The schedule of events is: 5 a.m., Mañanitas (with Mariachi); 5:30 a.m., Misa (Mass); 6 p.m., procession and Rosary around the church; 7 p.m., Misa (Mass) and 8 p.m., Reception with Mariachi and folk dances.
Our Lady of Guadalupe, also known as the Virgin of Guadalupe, is a celebrated Roman Catholic icon of the Virgin Mary.
Accounts published in the 1640s tell of a poor peasant, Juan Diego, walking from his village to Mexico City in the early morning of Dec. 9, 1531, to observe the Feast of the Immaculate Conception as it was celebrated in the Spanish Empire.
During his journey, Juan Diego saw a vision of a 15- or 16-year-old girl surrounded by light on the slopes of the Hill of Tepeyac.
Speaking to him in Nahuatl, the local language, she asked that a church be built at that site in her honor. From her words, Diego recognized the young girl as the Virgin Mary.
Diego told his story to Spanish Archbishop Fray Juan de Zumárraga, who instructed him to return to Tepeyac Hill and ask the lady for a miraculous sign to prove her identity.
The Virgin told Diego to gather flowers from the top of Tepeyac Hill. Though December was very late in the growing season for flowers, Diego found Castilian roses on the usually barren hilltop. The roses are not native to Mexico. The Virgin Mary arranged the flowers in his peasant tilma cloak.
When Juan Diego opened the cloak before Bishop Zumárraga on Dec. 12, the flowers fell to the floor. In their place was the image of the Virgin of Guadalupe, miraculously imprinted on the fabric.
The icon is now displayed in the Basilica of Our Lady of Guadalupe, one of the most visited Marian shrines.
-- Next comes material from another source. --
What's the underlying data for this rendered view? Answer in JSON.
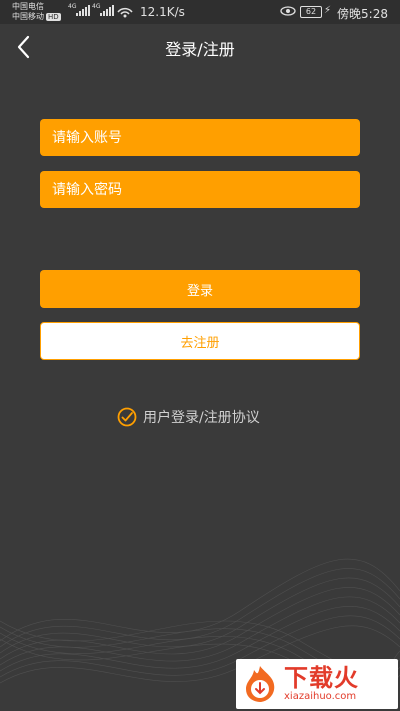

The icon is Mexico’s most popular religious and cultural image.
The queen of Mexico was once proclaimed Patroness of the Philippines, but that title was later revised by Pope Pius XI in 1935. In 1999, Pope John Paul II proclaimed the Virgin Mary as Patroness of the Americas, Empress of Latin America, and Protectress of Unborn Children under the Marian title.